“I was the third generation of my family to go university in Britain, and I know the lifelong links that are built between a country and those students,” says Bilimoria, who was also named chancellor of Birmingham University this summer.
“And the money! Those students bring in over £10 billion a year. We should take them out of the net immigration target, and actually try to increase the number of international students here. Unfortunately the government just won’t listen.”
A pause for breath and Bilimoria is riled again, this time about the UK’s cut-stricken dwindling military power: it’s “negligent”, he believes. “In six years’ time, the Army won’t even fill Wembley Stadium. We live in an uncertain world, after Libya, the Arab Spring, now the Islamic State, who knows what next. These defence cuts are very, very dangerous. We’re going to be reliant on reserves — ridiculous, it’s an oxymoron: reserves are not meant to be relied upon.”
But the entrepreneur says he’s speaking up because he loves this country. “We undersell ourselves in Britain, we do not shout from the rooftops enough about the capabilities. We don’t have the Empire any more, we don’t have much national resource left, we only have a population of 60 million, less than 1% of the world, but we’re still one of most prosperous and productive countries. Innovation keeps coming out of Britain. We should appreciate it more.”
Multicultural London is leading the pack, Bilimoria believes, “because diversity is good for business. From the time I started Cobra it’s been like a mini-UN, we have people from over 20 different nationalities, which means you get that diversity of background, and of thinking. It’s very enriching.”
Ahead of his talk at Business Connections, the Standard’s network for small business owners, next Wednesday, Bilimoria says he wants to see more Londoners follow in his footsteps.
“London is the best place in the world to start something,” he says. “There’s a huge amount of support here — so many different networks, the government support, business schools — entrepreneurship is celebrated in this country now, whereas when I came to England three decades ago as a student, it meant being a bellboy or carpet salesman.”
Bilimoria’s closest shave with those stacked odds was in 2009, when Cobra went into a pre-pack administration: “everything we had built up suddenly had no value,” he says. He signed a joint venture with US brewer Molson Coors. “Legally I could have wiped out my creditors, shareholders, and employees,” he says. Yet he opted to settle up.

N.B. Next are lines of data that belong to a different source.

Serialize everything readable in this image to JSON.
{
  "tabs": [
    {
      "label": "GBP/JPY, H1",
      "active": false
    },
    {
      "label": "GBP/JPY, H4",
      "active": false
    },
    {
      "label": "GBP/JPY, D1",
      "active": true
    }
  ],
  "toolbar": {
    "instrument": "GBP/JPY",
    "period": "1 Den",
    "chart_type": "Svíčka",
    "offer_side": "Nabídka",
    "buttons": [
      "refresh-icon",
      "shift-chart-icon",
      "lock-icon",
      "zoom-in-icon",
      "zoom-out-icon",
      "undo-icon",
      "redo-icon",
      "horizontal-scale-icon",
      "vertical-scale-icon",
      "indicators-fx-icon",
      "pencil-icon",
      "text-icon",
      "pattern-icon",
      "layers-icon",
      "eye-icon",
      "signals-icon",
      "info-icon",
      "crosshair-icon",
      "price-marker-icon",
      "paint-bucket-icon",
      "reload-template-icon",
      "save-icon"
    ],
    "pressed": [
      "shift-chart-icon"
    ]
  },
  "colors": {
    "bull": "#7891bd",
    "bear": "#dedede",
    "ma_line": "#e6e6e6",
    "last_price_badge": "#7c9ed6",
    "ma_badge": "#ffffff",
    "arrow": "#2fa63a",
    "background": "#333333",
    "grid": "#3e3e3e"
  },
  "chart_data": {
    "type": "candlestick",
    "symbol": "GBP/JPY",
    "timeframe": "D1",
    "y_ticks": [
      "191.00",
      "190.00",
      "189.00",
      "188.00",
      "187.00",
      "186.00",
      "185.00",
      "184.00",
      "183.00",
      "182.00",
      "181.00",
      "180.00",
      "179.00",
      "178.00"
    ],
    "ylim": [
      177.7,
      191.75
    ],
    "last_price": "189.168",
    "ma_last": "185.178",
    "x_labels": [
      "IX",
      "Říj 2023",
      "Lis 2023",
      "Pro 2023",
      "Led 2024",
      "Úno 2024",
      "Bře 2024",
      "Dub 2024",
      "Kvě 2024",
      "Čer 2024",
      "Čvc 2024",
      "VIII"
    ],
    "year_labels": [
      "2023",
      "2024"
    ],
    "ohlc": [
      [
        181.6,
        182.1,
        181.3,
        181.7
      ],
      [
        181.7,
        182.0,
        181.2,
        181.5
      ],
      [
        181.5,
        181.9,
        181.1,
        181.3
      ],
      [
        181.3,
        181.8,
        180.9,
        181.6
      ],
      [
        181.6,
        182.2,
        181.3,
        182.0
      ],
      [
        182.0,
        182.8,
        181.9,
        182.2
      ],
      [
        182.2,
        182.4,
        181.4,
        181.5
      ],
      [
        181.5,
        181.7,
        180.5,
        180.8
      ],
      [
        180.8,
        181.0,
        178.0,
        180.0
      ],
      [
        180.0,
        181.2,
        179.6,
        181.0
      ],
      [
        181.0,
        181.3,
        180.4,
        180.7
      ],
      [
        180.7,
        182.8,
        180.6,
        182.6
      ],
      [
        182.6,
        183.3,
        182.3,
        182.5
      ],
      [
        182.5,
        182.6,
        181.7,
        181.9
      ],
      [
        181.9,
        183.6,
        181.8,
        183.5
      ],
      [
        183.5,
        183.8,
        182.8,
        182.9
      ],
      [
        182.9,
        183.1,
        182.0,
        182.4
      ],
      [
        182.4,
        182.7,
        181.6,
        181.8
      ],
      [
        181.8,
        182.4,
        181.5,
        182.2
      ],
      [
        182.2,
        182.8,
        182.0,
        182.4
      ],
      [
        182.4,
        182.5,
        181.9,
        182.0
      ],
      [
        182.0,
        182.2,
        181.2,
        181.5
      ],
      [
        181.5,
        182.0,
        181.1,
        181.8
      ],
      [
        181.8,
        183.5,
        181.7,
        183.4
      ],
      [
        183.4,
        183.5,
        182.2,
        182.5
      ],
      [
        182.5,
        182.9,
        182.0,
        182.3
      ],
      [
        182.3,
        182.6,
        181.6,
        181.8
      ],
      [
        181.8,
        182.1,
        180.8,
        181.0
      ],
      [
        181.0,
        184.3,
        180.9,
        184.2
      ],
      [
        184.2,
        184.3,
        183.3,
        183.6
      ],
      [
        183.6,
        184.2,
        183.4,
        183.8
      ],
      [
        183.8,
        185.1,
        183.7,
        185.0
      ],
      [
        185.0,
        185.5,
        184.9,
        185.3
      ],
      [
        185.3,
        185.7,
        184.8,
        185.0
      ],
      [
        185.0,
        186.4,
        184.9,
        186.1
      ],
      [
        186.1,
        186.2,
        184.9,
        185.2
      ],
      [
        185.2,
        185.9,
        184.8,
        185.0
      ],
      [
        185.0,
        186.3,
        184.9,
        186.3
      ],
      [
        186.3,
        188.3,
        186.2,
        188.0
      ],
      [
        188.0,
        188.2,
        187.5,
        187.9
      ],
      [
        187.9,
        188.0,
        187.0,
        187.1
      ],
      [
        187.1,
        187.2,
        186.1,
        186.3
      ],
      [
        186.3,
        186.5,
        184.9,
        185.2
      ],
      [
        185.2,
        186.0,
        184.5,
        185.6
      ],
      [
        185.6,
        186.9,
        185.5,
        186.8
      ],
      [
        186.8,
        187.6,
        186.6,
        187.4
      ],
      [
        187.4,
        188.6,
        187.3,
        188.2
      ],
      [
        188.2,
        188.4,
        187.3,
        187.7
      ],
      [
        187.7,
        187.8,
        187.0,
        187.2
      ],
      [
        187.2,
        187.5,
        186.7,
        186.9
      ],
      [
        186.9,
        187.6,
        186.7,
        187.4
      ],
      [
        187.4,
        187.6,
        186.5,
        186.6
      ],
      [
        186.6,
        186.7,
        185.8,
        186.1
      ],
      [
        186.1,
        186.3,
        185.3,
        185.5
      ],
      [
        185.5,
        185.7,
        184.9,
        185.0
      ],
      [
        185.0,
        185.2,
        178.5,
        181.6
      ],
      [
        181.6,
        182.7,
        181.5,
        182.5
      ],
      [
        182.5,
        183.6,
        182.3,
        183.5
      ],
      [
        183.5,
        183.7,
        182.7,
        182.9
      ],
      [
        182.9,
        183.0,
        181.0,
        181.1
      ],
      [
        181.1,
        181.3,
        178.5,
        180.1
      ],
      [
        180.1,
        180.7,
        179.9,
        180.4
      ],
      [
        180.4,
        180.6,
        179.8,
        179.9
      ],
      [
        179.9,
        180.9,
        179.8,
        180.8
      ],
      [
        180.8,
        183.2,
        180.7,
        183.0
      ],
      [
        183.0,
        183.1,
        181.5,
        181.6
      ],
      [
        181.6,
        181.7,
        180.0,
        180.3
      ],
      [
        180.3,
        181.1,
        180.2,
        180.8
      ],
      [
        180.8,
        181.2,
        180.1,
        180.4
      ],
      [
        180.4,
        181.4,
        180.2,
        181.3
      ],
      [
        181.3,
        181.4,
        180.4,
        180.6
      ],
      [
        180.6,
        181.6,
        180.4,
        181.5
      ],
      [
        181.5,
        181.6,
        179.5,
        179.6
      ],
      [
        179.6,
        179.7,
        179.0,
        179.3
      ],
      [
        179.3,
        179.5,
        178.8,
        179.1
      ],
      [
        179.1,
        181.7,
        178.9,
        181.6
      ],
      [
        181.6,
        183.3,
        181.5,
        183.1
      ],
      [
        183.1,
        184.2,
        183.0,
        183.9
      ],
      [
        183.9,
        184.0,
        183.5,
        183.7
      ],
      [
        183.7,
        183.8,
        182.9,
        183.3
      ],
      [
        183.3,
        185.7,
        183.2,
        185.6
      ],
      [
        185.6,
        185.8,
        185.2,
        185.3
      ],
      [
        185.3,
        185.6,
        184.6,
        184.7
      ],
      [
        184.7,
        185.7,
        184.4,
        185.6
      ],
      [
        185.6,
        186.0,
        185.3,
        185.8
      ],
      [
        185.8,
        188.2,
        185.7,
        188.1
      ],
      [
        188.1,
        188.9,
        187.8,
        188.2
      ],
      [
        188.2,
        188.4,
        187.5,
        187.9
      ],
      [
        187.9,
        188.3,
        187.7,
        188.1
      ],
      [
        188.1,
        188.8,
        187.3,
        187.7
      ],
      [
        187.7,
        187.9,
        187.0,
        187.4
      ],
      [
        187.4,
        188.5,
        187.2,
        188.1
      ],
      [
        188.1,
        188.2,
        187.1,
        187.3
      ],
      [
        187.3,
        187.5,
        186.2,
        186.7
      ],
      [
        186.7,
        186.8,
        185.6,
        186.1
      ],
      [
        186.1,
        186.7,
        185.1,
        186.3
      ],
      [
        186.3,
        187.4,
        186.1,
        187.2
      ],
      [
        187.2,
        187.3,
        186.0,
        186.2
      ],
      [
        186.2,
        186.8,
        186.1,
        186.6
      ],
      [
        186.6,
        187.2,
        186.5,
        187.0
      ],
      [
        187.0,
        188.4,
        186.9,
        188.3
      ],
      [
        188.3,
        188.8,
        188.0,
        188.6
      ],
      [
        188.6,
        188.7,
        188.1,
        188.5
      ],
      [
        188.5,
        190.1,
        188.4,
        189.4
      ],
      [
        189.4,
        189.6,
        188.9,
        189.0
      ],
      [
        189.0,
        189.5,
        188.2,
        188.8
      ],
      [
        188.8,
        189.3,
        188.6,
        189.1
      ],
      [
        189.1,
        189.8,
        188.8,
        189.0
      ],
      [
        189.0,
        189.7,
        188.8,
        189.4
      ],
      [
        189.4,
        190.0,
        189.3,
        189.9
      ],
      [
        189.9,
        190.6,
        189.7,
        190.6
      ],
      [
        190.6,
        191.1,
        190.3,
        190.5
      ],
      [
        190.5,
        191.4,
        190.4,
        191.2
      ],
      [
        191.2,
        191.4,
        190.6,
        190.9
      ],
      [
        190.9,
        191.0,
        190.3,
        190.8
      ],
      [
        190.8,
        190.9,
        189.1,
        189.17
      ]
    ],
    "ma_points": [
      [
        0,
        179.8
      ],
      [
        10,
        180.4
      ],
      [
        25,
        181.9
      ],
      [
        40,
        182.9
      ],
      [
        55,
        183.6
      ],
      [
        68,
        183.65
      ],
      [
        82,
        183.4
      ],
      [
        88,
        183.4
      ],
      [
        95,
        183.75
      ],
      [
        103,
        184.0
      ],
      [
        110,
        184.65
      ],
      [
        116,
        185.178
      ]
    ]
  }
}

“I paid off all the secured creditors, and I’m paying off the unsecured ones now. I even gave employees who left, who I may never see again, shares in the joint venture. That’s unprecedented in this country. In business and in life, you’ve got to do the right thing.”
Lord Bilimoria will be talking about his journey at the next Business Connections event, Bangalore to Britain — The Rise of a Brewing Empire. It takes place on Wednesday September 10 at the Westminster’s Emmanuel Centre. Doors open at 6.30pm, and it runs from 7pm to 9pm.
Tickets are free for members, who may bring along a guest, with annual membership £50. Join and book at standard.co.uk/businessconnections.